■ About this task
Look for the string "label" in the listing below, then copy every line that has it.

■ Records shown

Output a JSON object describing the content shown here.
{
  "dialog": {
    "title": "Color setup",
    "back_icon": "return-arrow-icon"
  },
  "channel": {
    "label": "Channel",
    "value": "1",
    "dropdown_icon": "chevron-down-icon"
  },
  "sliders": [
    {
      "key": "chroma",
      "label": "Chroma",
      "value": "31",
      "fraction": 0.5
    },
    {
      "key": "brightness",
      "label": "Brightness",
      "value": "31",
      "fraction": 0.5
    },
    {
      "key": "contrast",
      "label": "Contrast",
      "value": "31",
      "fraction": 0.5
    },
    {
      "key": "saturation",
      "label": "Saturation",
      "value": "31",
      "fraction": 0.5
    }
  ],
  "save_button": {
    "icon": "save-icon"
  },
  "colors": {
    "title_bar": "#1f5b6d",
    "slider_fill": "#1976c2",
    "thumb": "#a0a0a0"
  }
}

■ Exercise output
    "label": "Channel",
      "label": "Chroma",
      "label": "Brightness",
      "label": "Contrast",
      "label": "Saturation",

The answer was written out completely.